    I have usually worked in places with no more then 10 employees, often less. There were very few places I worked that were larger than that. You also say that I don’t think unions are needed, that is incorrect. I think unions no longer serve the function that they once did and we need to find new ways to do that (that being get workers treated well with good pay etc.)
       —Just a Voice    Jan. 10 '05 - 01:40PM    #
  11. JaV – fair enough – but I was responding to this quote from you: “Unions are outdate(d), the jobs they best worked for are no longer viable in this country”

    The way that I have framed what a union is, in my mind, is best expressed by this quote from Utah Phillips:

    ”...get together and organize.

    Which is to say – learn how to get things done together that we can’t get done alone.

    That’s all a union was meant to be”
       —Mark    Jan. 10 '05 - 04:52PM    #
  12. Mark and JaV, you seem to be discussing two different definitions of union. One is “a group of workers getting together to make things better”, and the other is “the specific unions that exist right now, in their current forms”. I think both of you seem to agree that the former kind is somewhere between “desireable” and “necessary”, and the latter somewhere between “stumbling” and “irrelevant”. Am I reading you both right, or am I just projecting my own opinions?
       —Murph    Jan. 10 '05 - 04:58PM    #
  13. Murph, a union is workers getting together to make things better. period.

    Anything different than that starts to go into other realms of organization.

    All local unions have their different “flavors” – depending on history, personalities, what the employer is like, etc.

    But I think that if you stick with the basic idea of an organizing union, you will understand immediately what a service union is when you see it.

    I am really trying to understand how to talk about these issues, please forgive me if I seem short.

       —Mark    Jan. 10 '05 - 09:10PM    #
  14. murph,

    you got me down pretty well, I think that something is needed that is much stronger then our current unions.

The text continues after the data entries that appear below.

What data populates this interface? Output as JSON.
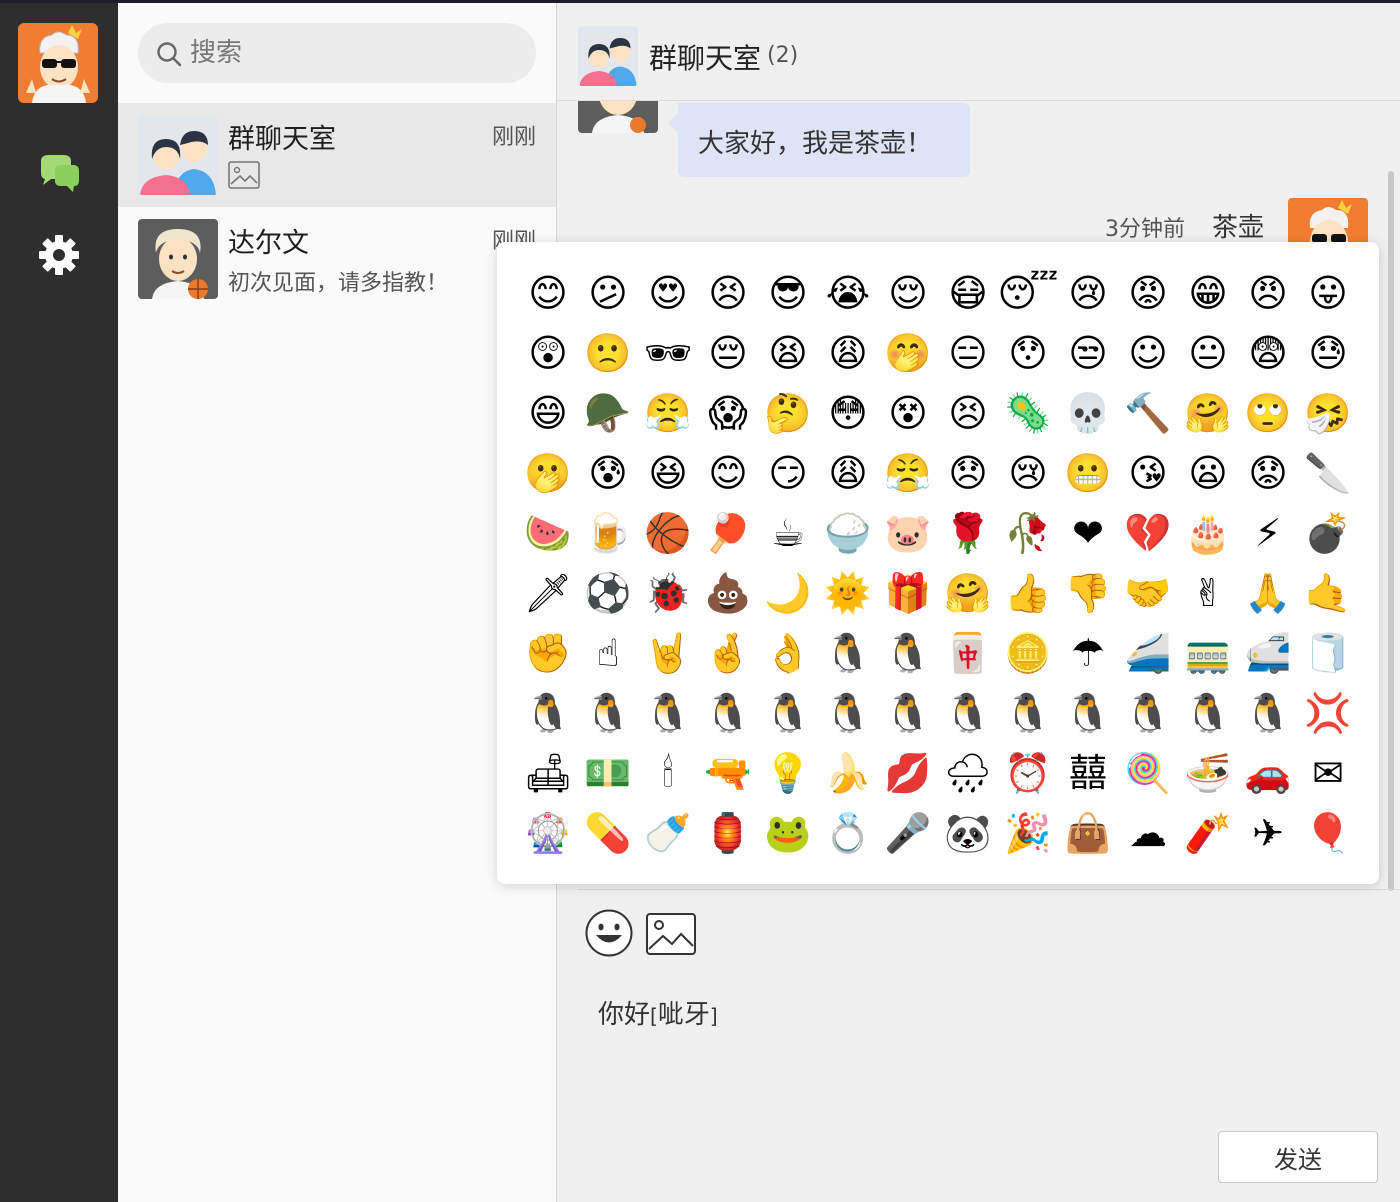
{
  "colors": {
    "rail_bg": "#2e2e2e",
    "list_bg": "#fafafa",
    "active_item_bg": "#e8e8e8",
    "chat_bg": "#f0f0f0",
    "incoming_bubble": "#dfe3f7",
    "accent_orange": "#f07d32",
    "chat_icon_green": "#a3d977"
  },
  "rail": {
    "avatar_icon": "user-avatar-cartoon",
    "chat_icon": "chat-bubbles-icon",
    "settings_icon": "gear-icon"
  },
  "search": {
    "placeholder": "搜索",
    "icon": "search-icon"
  },
  "conversations": [
    {
      "name": "群聊天室",
      "time": "刚刚",
      "preview": "",
      "preview_icon": "image-icon",
      "avatar": "group-avatar",
      "active": true
    },
    {
      "name": "达尔文",
      "time": "刚刚",
      "preview": "初次见面，请多指教！",
      "avatar": "darwin-avatar",
      "active": false
    }
  ],
  "chat": {
    "title": "群聊天室",
    "member_count": "(2)",
    "messages": [
      {
        "direction": "in",
        "text": "大家好，我是茶壶！"
      },
      {
        "direction": "out",
        "time": "3分钟前",
        "sender": "茶壶"
      }
    ]
  },
  "emoji_panel": {
    "rows": [
      [
        "😊",
        "😕",
        "😍",
        "😣",
        "😎",
        "😭",
        "😌",
        "😷",
        "😴",
        "😢",
        "😡",
        "😁",
        "😠",
        "😛"
      ],
      [
        "😲",
        "🙁",
        "🕶",
        "😔",
        "😫",
        "😩",
        "🤭",
        "😑",
        "😯",
        "😒",
        "☺",
        "😐",
        "😨",
        "😓"
      ],
      [
        "😄",
        "🪖",
        "😤",
        "😱",
        "🤔",
        "😳",
        "😵",
        "😣",
        "🦠",
        "💀",
        "🔨",
        "🤗",
        "🙄",
        "🤧"
      ],
      [
        "🫢",
        "😰",
        "😆",
        "😊",
        "😏",
        "😩",
        "😤",
        "😞",
        "😢",
        "😬",
        "😘",
        "😦",
        "😟",
        "🔪"
      ],
      [
        "🍉",
        "🍺",
        "🏀",
        "🏓",
        "☕",
        "🍚",
        "🐷",
        "🌹",
        "🥀",
        "❤",
        "💔",
        "🎂",
        "⚡",
        "💣"
      ],
      [
        "🗡",
        "⚽",
        "🐞",
        "💩",
        "🌙",
        "🌞",
        "🎁",
        "🤗",
        "👍",
        "👎",
        "🤝",
        "✌",
        "🙏",
        "🤙"
      ],
      [
        "✊",
        "☝",
        "🤘",
        "🤞",
        "👌",
        "🐧",
        "🐧",
        "🀄",
        "🪙",
        "☂",
        "🚄",
        "🚃",
        "🚅",
        "🧻"
      ],
      [
        "🐧",
        "🐧",
        "🐧",
        "🐧",
        "🐧",
        "🐧",
        "🐧",
        "🐧",
        "🐧",
        "🐧",
        "🐧",
        "🐧",
        "🐧",
        "💢"
      ],
      [
        "🛋",
        "💵",
        "🕯",
        "🔫",
        "💡",
        "🍌",
        "💋",
        "🌧",
        "⏰",
        "囍",
        "🍭",
        "🍜",
        "🚗",
        "✉"
      ],
      [
        "🎡",
        "💊",
        "🍼",
        "🏮",
        "🐸",
        "💍",
        "🎤",
        "🐼",
        "🎉",
        "👜",
        "☁",
        "🧨",
        "✈",
        "🎈"
      ]
    ]
  },
  "composer": {
    "emoji_button_icon": "smiley-icon",
    "image_button_icon": "image-icon",
    "text_before": "你好",
    "text_tag": "呲牙",
    "send_label": "发送"
  }
}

As they currently stand they are stumbling and on thier way to being irrelevant.

    I don’t know if this is correct, but just assume for a second. Unions helped raise wages and how workers were treated for everyone. As they effected the job market, some employers would just try and treat their employees well and avoid the union. Then as that became more common, unions declined and the opposite happened, non-union jobs could treat employees worse and worse. I think that this may be something that we want to take into consideration if we ever get around to talking about solutions to the problem. Try to figure out a system that won’t be by the market. Otherwise, it would seem to me that as things get worse, we’ll just end up making the unions stronger again, then other jobs will get better, unions decline again other jobs get worse, etc, etc, in a cycle.
       —Just a Voice    Jan. 11 '05 - 08:22PM    #
  15. If you haven’t checked out this site, take a look.
       —Mark    Jan. 25 '05 - 05:45AM    #